With the Christmas school holidays fast approaching, it can often be a tense period for separated families when they must decide how much time the children will spend with each parent during the break.
Although you may have a good routine established for school time, the holiday period requires an adjustment to the parenting and co-parenting routines. Both parents may be working, so that conflicting work schedules need to be considered when making plans.
Our top three tips for making the Christmas school holidays as smooth as possible for separated families are:
- Make plans early – negotiating with your ex-partner last-minute about where the children will spend Christmas day, or the entire holiday period, will rarely be successful, particularly if you have a history of high conflict. The earlier that you begin to discuss the arrangements, the less pressure there is to agree immediately. Beginning to discuss the matter early allows you time to have an initial discussion, go away and think about the other parent’s proposal, and come back to negotiate a final arrangement.

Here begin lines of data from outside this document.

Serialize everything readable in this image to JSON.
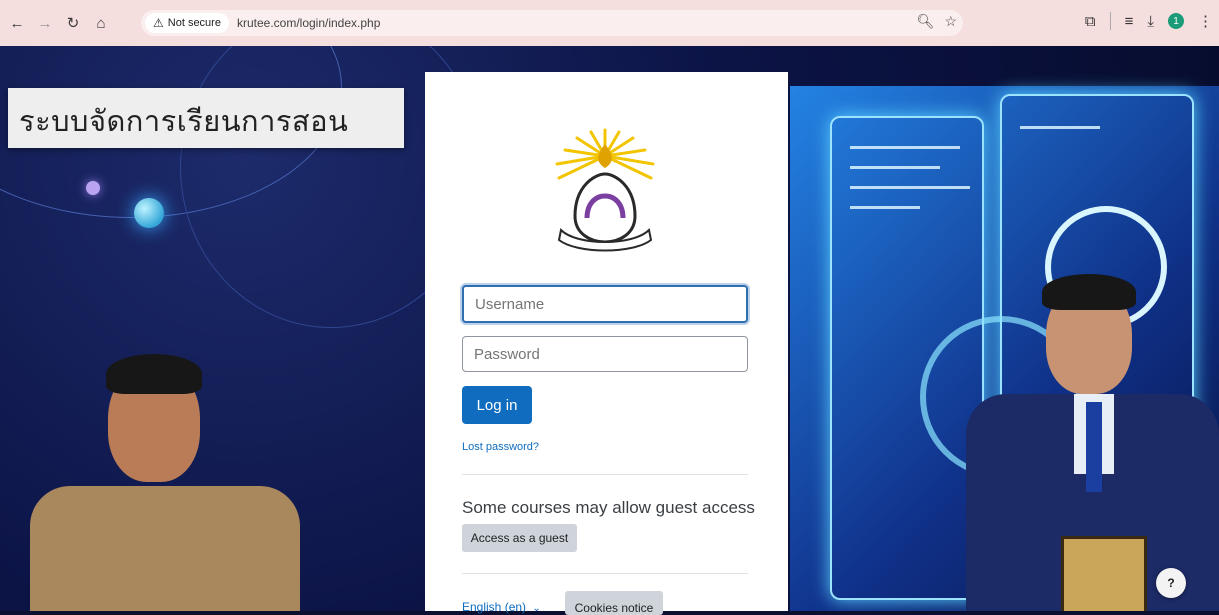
{
  "browser": {
    "security_label": "Not secure",
    "url": "krutee.com/login/index.php",
    "profile_initial": "1"
  },
  "banner": {
    "title": "ระบบจัดการเรียนการสอน"
  },
  "login": {
    "username_placeholder": "Username",
    "password_placeholder": "Password",
    "login_button": "Log in",
    "lost_password": "Lost password?",
    "guest_heading": "Some courses may allow guest access",
    "guest_button": "Access as a guest",
    "language": "English ‎(en)‎",
    "cookies_button": "Cookies notice"
  },
  "help_button": "?",
  "colors": {
    "toolbar_bg": "#f5dede",
    "primary": "#0f6cbf",
    "secondary_button": "#ced4da"
  }
}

- Discuss the arrangements with the children – one of the major benefits to coming to an agreement early is that you can communicate with the children about who they will be staying with for different periods of the holidays. Remember that uncertainty regarding the holiday period can be just as, if not more, stressful for your children than yourself. If your children can see that you and your ex-partner have a clear plan in place, they will be much more likely to look forward to their school holiday break, and relax and enjoy themselves throughout that period.
- Communicate throughout the holidays – even though you may have made arrangements for shared time early, you cannot let your communication lapse once the holidays commence. Given the length of the Christmas holidays, circumstances may change, or additional plans may affect the time you have already agreed upon, for example if one parent receives an invitation for a child to attend a sleepover that will occur when the child will be spending time with the other parent. It is important to keep each other updated on what is happening so that changeover doesn’t become a heated event. It is also never appropriate to burden children with the task of being the messenger between yourself and your ex-partner.